“To Moscow,” Kengor writes, “one of the most important dupes among those boatloads of Americans who came to witness the Soviets’ grand experiment was the renowned John Dewey, a progressive pillar and icon. Dewey—educator, philosopher, professor, reformer—was a liberal’s man for all seasons. His impact on education and philosophy, most notably during his long tenure at Columbia University is difficult to overstate.”

Dewey was an active participant in the international socialist intellectual community until the time of his death at the age of 92 on June 1, 1952.

No Room for ‘Plausible Deniability’

Progressive intellectuals like Dewey engaged in lengthy debates about the ideas of Karl Marx and how best they could be applied to Western society. Intense discussions carried on from the 1880s to the outbreak of World War I, and continued with renewed vigor after the successful Bolshevik coup and the creation of the Soviet Regime in 1917.

Few can deny that Marx was the intellectual Godfather of 20th-century totalitarian communism. His ideas inspired the most disruptive and bloody revolutionary movements in modern history.
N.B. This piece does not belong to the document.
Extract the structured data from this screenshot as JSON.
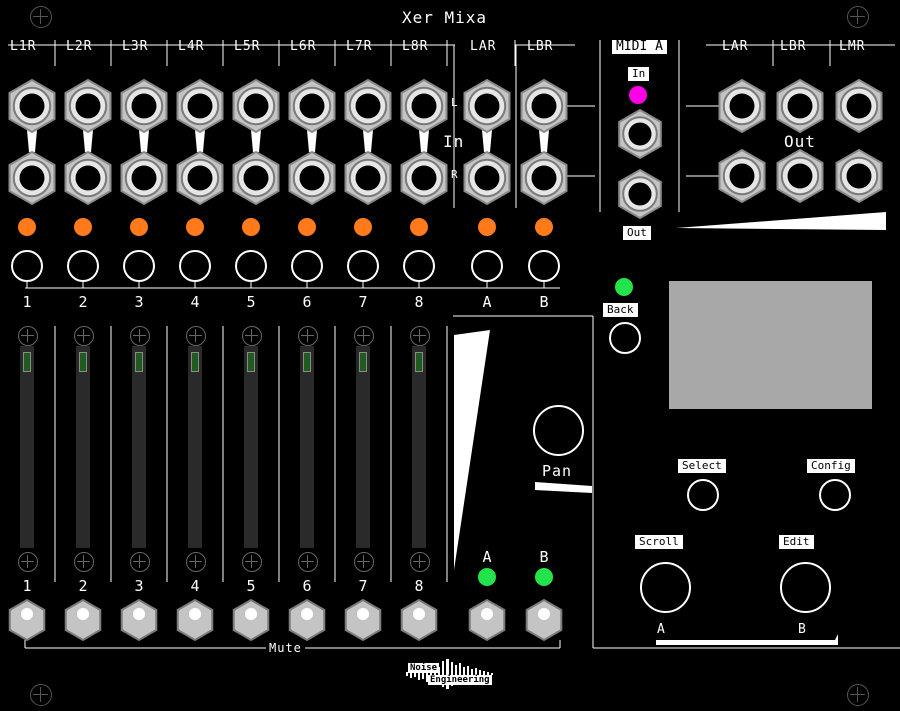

Marxist conflagrations crossed national borders, destroying the property and lives of millions around the world, while guileful progressives instinctively disapproved of any connection being made between Dewey and Marx.

Nevertheless, the tone being set in North American schools is now unmistakable. A century of progressive dominance has produced a core school curriculum that is deeply influenced by socialist revolutionary idealism. Various types of Frankfurt School Marxists, cultural Marxists, and woke post-Marxists rail against traditional “power structures” and claim to be liberating young minds from the “prejudiced” thinking of “fascist” forefathers.

Kengor ranks high among scholars who challenge Marxist deceptions. In his book “Dupes,” he notes that the conservative publication “Human Events” placed Dewey’s “Democracy and Education” at No. 5 on its list of the Ten Most Harmful Books of the 19th and 20th Centuries—trailing only “The Communist Manifesto,” “Mein Kampf,” “Quotations from Chairman Mao,” and “The Kinsey Report.”

Kengor points out that many critics hold Dewey responsible for the catastrophic decline of education in the United States and the West.

“Professor Henry Edmondson III, an expert on education, contended that the degree to which American education is unsound is largely attributable to the influence of Dewey,” he writes.

Kengor also referenced Georgetown University professor George W. Carey, who writes, “We cannot come close to understanding why our public education is in such a wretched state without examining John Dewey’s philosophy.” The Georgetown scholar deeply regretted that the degenerative effects of “Deweyism” continue to thrive in faculties of education across his country.

Nevertheless, among our pedagogical “wokerati,” respect for the legacy of Dewey and his disciples still borders on spiritual reverence. Daring to attribute the thought of Dewey to Marx is tantamount to heresy.

Suffice it to say, there’s no room for “plausible deniability” about the link between these socialist philosophers. We’ll examine this more closely in Part 5 of this series on the cultural history of education.

Views expressed in this article are the opinions of the author and do not necessarily reflect the views of The Epoch Times.

William Brooks is a Canadian writer who contributes to The Epoch Times from Halifax, Nova Scotia. He serves on the Editorial Advisory Board of “The Civil Conversation” for Canada’s Civitas Society.